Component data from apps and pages
+ + + +

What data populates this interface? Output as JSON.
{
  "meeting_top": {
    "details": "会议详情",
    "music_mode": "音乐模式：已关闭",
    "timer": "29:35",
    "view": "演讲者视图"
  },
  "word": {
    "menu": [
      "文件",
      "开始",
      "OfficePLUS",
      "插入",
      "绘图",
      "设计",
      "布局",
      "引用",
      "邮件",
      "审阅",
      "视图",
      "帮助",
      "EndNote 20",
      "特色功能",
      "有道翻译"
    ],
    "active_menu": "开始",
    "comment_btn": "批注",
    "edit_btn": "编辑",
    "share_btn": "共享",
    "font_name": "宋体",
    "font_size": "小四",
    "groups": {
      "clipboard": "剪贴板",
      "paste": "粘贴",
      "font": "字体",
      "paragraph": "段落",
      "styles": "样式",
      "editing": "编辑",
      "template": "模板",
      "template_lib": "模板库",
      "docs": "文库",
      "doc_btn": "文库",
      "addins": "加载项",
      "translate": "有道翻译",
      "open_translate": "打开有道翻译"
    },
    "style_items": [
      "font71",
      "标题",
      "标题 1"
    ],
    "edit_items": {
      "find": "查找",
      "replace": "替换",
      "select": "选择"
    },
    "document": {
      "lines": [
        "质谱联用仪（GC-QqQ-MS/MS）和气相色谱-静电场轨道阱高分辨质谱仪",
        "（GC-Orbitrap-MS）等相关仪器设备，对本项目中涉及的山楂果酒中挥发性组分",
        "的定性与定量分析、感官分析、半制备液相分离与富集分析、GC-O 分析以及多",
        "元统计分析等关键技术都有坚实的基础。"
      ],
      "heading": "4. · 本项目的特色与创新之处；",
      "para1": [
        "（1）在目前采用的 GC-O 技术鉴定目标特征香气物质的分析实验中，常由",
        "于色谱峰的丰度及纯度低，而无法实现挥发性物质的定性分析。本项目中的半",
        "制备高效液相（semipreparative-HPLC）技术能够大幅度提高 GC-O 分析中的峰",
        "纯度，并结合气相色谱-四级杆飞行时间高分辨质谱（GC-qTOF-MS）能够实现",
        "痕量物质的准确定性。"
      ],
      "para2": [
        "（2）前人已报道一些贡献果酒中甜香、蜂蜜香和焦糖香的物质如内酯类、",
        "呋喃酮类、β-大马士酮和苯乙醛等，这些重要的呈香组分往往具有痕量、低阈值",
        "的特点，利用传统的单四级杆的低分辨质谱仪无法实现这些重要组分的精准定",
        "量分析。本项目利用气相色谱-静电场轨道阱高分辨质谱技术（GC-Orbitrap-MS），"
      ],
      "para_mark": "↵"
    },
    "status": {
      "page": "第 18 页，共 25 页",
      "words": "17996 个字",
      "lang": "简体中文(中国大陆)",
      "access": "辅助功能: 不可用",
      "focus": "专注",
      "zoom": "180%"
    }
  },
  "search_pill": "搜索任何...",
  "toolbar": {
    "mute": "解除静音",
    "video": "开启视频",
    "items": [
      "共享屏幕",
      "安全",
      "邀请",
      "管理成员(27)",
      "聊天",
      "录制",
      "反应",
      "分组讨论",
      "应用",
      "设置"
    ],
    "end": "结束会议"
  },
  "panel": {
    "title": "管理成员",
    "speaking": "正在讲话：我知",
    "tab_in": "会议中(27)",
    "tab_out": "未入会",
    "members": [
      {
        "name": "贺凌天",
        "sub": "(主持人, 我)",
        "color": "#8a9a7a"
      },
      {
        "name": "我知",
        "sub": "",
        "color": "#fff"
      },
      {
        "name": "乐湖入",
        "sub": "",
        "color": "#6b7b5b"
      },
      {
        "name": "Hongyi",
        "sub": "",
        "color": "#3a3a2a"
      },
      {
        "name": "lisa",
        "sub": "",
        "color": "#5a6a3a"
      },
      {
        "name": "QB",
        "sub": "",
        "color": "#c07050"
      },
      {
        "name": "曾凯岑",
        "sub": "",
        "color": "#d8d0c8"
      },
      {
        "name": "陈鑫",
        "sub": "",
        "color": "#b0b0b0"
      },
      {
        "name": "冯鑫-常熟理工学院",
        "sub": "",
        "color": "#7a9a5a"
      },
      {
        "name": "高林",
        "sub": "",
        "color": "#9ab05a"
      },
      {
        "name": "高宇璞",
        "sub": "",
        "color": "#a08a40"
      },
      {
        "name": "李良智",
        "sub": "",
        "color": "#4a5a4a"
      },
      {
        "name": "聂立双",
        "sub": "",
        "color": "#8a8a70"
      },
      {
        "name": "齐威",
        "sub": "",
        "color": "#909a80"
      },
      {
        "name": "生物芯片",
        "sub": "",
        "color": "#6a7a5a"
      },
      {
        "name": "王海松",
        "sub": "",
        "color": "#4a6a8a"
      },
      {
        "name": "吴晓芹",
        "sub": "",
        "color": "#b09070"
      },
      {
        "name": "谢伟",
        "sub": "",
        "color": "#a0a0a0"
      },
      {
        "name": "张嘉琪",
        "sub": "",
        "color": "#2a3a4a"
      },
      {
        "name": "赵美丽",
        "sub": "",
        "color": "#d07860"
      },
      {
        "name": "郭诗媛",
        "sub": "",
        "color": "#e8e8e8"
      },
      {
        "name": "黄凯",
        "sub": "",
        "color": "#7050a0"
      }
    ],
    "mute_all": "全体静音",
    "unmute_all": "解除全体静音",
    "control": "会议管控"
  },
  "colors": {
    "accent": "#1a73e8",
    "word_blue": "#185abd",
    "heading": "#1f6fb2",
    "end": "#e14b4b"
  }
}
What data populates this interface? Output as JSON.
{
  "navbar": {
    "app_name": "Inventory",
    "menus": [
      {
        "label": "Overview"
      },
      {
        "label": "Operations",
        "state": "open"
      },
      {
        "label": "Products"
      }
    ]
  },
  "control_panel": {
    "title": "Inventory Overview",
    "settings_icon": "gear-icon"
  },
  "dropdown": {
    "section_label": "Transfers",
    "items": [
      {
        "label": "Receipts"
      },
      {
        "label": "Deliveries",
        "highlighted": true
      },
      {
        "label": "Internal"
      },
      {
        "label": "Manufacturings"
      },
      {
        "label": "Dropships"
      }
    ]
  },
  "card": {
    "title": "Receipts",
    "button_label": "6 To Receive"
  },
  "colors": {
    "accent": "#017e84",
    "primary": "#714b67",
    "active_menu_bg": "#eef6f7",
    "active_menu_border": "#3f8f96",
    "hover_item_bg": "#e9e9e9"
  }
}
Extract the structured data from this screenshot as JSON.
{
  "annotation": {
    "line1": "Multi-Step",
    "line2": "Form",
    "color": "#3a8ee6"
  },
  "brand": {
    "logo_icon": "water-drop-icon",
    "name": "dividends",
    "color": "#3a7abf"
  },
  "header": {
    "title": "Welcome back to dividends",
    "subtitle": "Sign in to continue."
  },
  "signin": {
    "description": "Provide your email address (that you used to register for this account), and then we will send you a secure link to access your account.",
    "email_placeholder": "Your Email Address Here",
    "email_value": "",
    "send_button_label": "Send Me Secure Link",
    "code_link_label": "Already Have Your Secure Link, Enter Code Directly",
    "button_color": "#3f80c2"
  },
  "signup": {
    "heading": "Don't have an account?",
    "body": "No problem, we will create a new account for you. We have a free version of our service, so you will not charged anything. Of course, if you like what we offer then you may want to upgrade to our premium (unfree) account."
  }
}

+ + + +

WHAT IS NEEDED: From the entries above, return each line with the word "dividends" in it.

RESULT OF THIS EXERCISE:
    "name": "dividends",
    "title": "Welcome back to dividends",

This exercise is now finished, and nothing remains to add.